    25 November 2015 at 9:31 am - Reply

    Judge Kopf,
    Do you think it’s merely a trend towards deciding the minimum amount necessary for the case and controversy before them or is there also an element of not wanting to see their pictures next to newspaper clippings of people being released from prison early?

    • shg
      25 November 2015 at 9:42 am - Reply

      If the ruling fails to provide sufficient guidance so that it can be applied by the courts below, has the Supreme Court really decided the minimum amount necessary?

      • Keith
        25 November 2015 at 10:13 am - Reply

        Do litigants ask about retroactivity in their briefing and arguments?

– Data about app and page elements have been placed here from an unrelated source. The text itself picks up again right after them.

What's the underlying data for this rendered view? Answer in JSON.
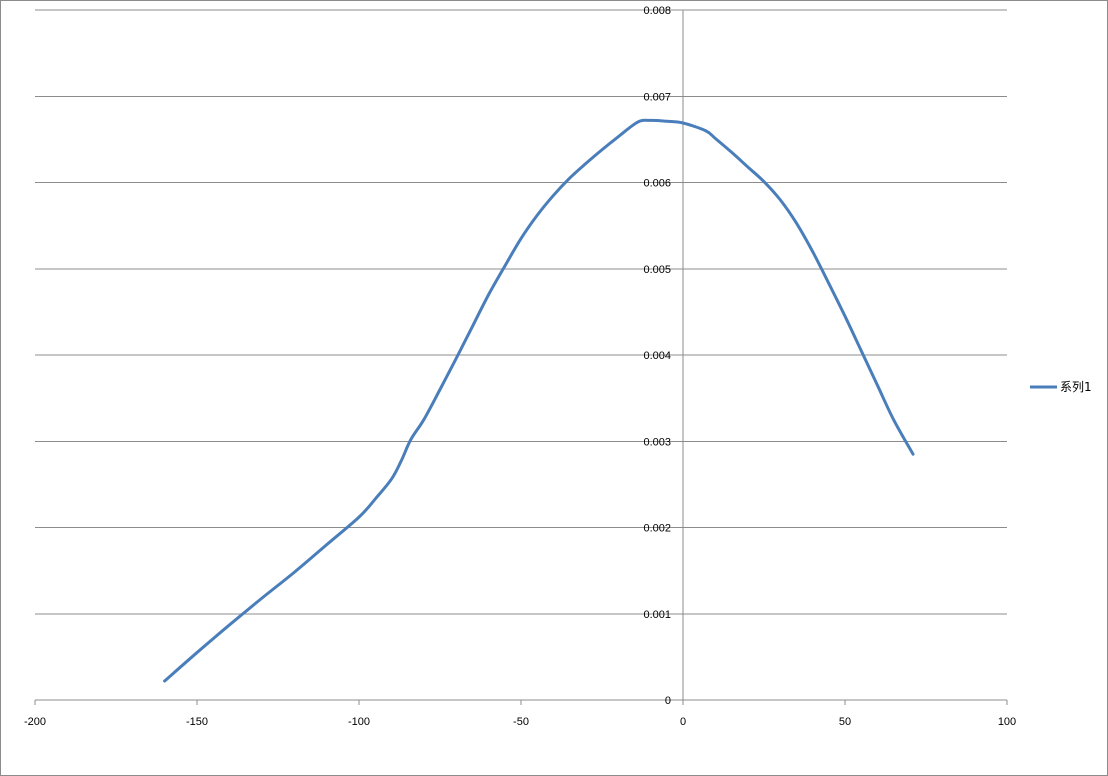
{
  "chart_data": {
    "type": "scatter-line",
    "title": "",
    "xlabel": "",
    "ylabel": "",
    "xlim": [
      -200,
      100
    ],
    "ylim": [
      0,
      0.008
    ],
    "x_ticks": [
      "-200",
      "-150",
      "-100",
      "-50",
      "0",
      "50",
      "100"
    ],
    "y_ticks": [
      "0",
      "0.001",
      "0.002",
      "0.003",
      "0.004",
      "0.005",
      "0.006",
      "0.007",
      "0.008"
    ],
    "grid": "horizontal",
    "legend_position": "right",
    "series": [
      {
        "name": "系列1",
        "color": "#4a7ebb",
        "x": [
          -160,
          -150,
          -140,
          -130,
          -120,
          -110,
          -100,
          -95,
          -90,
          -87,
          -84,
          -80,
          -75,
          -70,
          -65,
          -60,
          -55,
          -50,
          -45,
          -40,
          -35,
          -30,
          -25,
          -20,
          -14,
          -10,
          -5,
          0,
          7,
          10,
          15,
          20,
          25,
          30,
          35,
          40,
          45,
          50,
          55,
          60,
          65,
          71
        ],
        "y": [
          0.00022,
          0.00055,
          0.00087,
          0.00118,
          0.00148,
          0.0018,
          0.00212,
          0.00233,
          0.00256,
          0.00277,
          0.00302,
          0.00325,
          0.0036,
          0.00396,
          0.00433,
          0.0047,
          0.00503,
          0.00535,
          0.00562,
          0.00585,
          0.00605,
          0.00622,
          0.00638,
          0.00653,
          0.0067,
          0.00672,
          0.00671,
          0.00669,
          0.0066,
          0.00651,
          0.00635,
          0.00618,
          0.00601,
          0.0058,
          0.00553,
          0.0052,
          0.00483,
          0.00445,
          0.00405,
          0.00365,
          0.00325,
          0.00285
        ]
      }
    ]
  }
}
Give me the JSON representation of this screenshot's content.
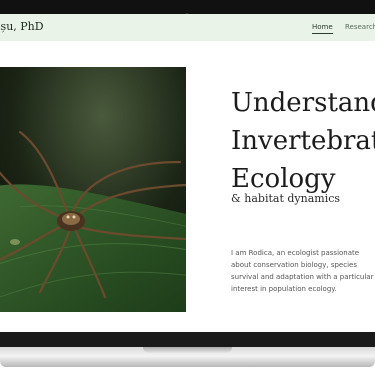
{
  "header": {
    "brand": "așu, PhD",
    "nav": [
      {
        "label": "Home",
        "active": true
      },
      {
        "label": "Research",
        "active": false
      }
    ]
  },
  "hero": {
    "title_lines": [
      "Understandin",
      "Invertebrate",
      "Ecology"
    ],
    "subtitle": "& habitat dynamics",
    "bio": "I am Rodica, an ecologist passionate about conservation biology, species survival and adaptation with a particular interest in population ecology."
  },
  "colors": {
    "nav_background": "#eaf3e8",
    "text_dark": "#1c1c1c",
    "bezel": "#111111"
  }
}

        • shg
          25 November 2015 at 10:35 am - Reply

          No, but the Supreme Court justices kinda know that when the announce a new rule that alters past law, retroactivity is invariably the question that must be answered. It’s not a mystery.

  • Richard G. Kopf
    25 November 2015 at 11:24 am - Reply


    In most cases, there are genuine reasons why a court, especially the Supreme Court, should not answer questions that are not directly presented by the parties. That said, I agree with SHG that “retroactivity is invariably the question that must be answered. It’s not a mystery [to the Court].”

    While judicial modesty, refusal to give advisory opinions, standing, concreteness, prudence and the like are generally good abstractions for the Supreme Court to follow, practicalities are important too. In these types of federal criminal cases, and in my estimation, the practicalities matter far more than the abstractions.

    All the best.


    PS In answer to your real question, I vacillate back and forth between “they don’t give a shit” or “they have no clue.” Snark aside, I don’t think it is because they are lazy. I don’t think they fear adverse publicity either. I rather think they are disconnected.

    • Keith
      25 November 2015 at 11:33 am - Reply

      Thanks. I appreciate not only your reply, but the connection you offer between the Court and the public. Nice to see you back in the blogosphere.

    • shg
      25 November 2015 at 12:02 pm - Reply

      I’m still struggling with the “disconnected” explanation. Not that I have a better one, but they must realize the havoc they wreak.

      • Richard G. Kopf
        25 November 2015 at 12:44 pm - Reply

        Good point.

        I meant that they value abstractions over practical problem solving and in that sense they are disconnected from those of us on the ground (or in prison). Or, my elaboration was pure bull shit and you called me on it! Your choice.

        All the best.


        • shg
          25 November 2015 at 1:23 pm - Reply

          Maybe if we paid them more, they would write longer opinions that covered both theory and practical needs.

          • Richard Kopf
            25 November 2015 at 4:44 pm -


            Yea, that’s the ticket. Or perhaps a vacation in the south of France. Oh, wait ….

            All the best.


            PS. I loved the interview with Jeff. Two surpassing talents, both of you.

          • shg
            25 November 2015 at 5:38 pm -

            It was all Jeff. He’s a very impressive guy.

          • Jeff Gamso
            26 November 2015 at 6:27 pm -

            Thank you both.

            As for SCOTUS, I think oblivious (which is probably where you were going with “disconnected”) is likely the answer. It’s not that they don’t know, intellectually, that they’re leaving chaos in their wake. It’s that they don’t think in those terms because they’re not on the ground doing the daily grunt work of judges who have to figure out how to apply their decisions. That’s also why, in so many areas they offer gnomic abstractions in the form of rules that don’t provide much actual guidance about how to apply them.

  • Andrew McGovern
    5 February 2016 at 7:23 pm - Reply

    Great judges and great courts distinguihs
    between the fundamental and the casual. They make the law to
    grow not by changing it, but by adapting it, with an understanding of
    the progress in our civilization, to new social conditions. Words written along time ago .